╭─ Given entries

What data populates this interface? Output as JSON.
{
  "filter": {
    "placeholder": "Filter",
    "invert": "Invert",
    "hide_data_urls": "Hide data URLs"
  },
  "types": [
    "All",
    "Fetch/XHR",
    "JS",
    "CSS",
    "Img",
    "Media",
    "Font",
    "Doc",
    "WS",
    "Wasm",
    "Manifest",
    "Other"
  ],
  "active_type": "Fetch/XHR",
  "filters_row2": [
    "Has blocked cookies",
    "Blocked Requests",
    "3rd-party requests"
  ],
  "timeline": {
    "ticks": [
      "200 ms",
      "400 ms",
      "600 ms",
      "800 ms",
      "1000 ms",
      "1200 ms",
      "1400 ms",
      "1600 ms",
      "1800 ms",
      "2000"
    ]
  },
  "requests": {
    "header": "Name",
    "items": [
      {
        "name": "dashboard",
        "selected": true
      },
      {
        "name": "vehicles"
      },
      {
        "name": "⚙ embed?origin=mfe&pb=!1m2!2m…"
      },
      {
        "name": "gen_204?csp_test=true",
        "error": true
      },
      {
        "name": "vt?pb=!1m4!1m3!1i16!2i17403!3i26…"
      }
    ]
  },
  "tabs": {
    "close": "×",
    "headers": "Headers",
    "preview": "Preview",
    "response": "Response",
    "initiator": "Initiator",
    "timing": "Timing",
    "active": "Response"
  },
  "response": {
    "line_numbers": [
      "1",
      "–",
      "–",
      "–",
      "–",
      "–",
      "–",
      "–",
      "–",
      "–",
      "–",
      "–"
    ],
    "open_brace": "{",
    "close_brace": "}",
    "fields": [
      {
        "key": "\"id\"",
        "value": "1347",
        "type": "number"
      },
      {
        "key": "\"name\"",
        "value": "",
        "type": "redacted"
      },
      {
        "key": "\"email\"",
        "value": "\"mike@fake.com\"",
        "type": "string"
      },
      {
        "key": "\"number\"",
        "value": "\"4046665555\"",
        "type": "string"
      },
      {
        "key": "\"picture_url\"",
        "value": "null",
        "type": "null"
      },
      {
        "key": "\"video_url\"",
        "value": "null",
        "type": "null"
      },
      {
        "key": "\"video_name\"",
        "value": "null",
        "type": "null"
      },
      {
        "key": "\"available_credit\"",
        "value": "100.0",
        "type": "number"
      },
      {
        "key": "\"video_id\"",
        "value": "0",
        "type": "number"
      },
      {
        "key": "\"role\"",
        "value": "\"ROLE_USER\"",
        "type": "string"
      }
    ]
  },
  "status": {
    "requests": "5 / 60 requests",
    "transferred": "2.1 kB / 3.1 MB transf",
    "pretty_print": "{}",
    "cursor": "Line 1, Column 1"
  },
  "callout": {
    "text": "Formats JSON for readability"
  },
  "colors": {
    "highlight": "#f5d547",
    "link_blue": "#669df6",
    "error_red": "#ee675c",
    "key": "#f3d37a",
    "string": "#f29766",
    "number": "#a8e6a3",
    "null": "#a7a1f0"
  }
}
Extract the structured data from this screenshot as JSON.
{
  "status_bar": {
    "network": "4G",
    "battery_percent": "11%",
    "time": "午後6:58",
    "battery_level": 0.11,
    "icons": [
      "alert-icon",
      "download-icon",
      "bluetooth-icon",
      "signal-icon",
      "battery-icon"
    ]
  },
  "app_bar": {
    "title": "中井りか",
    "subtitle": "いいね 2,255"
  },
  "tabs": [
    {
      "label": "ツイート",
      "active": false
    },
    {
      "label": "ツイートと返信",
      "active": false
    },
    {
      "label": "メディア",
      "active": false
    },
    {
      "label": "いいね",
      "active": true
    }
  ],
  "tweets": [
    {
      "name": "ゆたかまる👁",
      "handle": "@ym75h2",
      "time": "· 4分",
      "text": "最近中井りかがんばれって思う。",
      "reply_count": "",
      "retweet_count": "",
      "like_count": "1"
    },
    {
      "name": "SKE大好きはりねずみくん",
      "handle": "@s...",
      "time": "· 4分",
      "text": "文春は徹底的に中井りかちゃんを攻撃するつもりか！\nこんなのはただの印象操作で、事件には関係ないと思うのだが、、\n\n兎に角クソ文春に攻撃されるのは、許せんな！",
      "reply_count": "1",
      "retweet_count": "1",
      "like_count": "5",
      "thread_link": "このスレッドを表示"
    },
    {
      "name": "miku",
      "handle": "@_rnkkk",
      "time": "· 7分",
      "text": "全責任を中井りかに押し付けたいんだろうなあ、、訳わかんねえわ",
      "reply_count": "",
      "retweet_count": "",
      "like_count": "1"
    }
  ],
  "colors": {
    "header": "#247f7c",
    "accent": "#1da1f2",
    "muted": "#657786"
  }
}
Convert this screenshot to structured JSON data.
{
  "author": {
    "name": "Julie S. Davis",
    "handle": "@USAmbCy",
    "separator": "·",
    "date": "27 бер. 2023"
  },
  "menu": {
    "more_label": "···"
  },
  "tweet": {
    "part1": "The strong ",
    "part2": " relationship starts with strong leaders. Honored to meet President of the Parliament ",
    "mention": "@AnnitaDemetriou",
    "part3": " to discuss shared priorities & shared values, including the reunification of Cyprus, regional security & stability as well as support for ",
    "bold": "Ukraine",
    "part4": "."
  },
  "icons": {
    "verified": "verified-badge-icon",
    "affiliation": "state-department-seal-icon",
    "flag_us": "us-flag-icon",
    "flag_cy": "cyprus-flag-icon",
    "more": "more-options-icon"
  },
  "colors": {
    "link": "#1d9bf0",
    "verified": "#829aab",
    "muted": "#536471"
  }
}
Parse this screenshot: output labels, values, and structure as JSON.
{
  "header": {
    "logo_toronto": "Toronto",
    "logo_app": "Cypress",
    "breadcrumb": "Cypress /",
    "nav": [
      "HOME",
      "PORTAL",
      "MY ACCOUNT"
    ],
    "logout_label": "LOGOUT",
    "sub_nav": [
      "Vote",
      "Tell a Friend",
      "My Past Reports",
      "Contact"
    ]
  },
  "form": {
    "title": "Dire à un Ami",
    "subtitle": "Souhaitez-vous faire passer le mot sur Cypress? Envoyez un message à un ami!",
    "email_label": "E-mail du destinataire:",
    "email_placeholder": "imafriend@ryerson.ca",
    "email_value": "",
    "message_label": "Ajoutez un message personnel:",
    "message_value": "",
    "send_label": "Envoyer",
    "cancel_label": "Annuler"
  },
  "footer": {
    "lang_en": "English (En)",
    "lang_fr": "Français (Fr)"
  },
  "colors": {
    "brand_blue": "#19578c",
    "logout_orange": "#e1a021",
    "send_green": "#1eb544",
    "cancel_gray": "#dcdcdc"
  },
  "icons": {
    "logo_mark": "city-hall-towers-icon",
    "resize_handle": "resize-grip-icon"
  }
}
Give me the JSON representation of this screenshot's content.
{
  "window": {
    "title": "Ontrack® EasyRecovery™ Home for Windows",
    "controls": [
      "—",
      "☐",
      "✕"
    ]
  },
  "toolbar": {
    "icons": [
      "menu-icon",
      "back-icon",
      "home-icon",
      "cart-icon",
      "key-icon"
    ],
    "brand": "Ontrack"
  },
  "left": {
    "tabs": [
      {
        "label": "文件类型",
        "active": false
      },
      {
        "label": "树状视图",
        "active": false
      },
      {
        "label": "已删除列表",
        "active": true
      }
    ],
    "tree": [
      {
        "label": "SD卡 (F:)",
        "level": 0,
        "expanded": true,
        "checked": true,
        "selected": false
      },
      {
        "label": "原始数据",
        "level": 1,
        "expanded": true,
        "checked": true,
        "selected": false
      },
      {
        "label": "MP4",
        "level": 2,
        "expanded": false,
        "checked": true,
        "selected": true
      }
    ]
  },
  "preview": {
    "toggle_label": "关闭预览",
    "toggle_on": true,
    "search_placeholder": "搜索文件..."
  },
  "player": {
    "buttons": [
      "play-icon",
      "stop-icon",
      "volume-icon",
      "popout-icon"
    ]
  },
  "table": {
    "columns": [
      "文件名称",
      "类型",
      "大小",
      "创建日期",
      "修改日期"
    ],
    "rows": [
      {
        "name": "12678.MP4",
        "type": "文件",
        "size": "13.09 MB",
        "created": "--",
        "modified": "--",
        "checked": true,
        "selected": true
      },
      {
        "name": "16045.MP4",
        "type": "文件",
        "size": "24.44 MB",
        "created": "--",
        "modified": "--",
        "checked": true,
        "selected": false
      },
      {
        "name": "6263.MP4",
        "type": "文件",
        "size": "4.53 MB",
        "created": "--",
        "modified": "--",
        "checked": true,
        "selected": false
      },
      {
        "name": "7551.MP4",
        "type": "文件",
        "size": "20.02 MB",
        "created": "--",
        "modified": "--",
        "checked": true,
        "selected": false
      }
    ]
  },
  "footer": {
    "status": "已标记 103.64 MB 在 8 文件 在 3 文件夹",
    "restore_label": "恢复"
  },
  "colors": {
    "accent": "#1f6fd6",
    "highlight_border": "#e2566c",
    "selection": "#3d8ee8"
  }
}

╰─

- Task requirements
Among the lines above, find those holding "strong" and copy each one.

- Response to the exercise
    "part1": "The strong ",
    "part2": " relationship starts with strong leaders. Honored to meet President of the Parliament ",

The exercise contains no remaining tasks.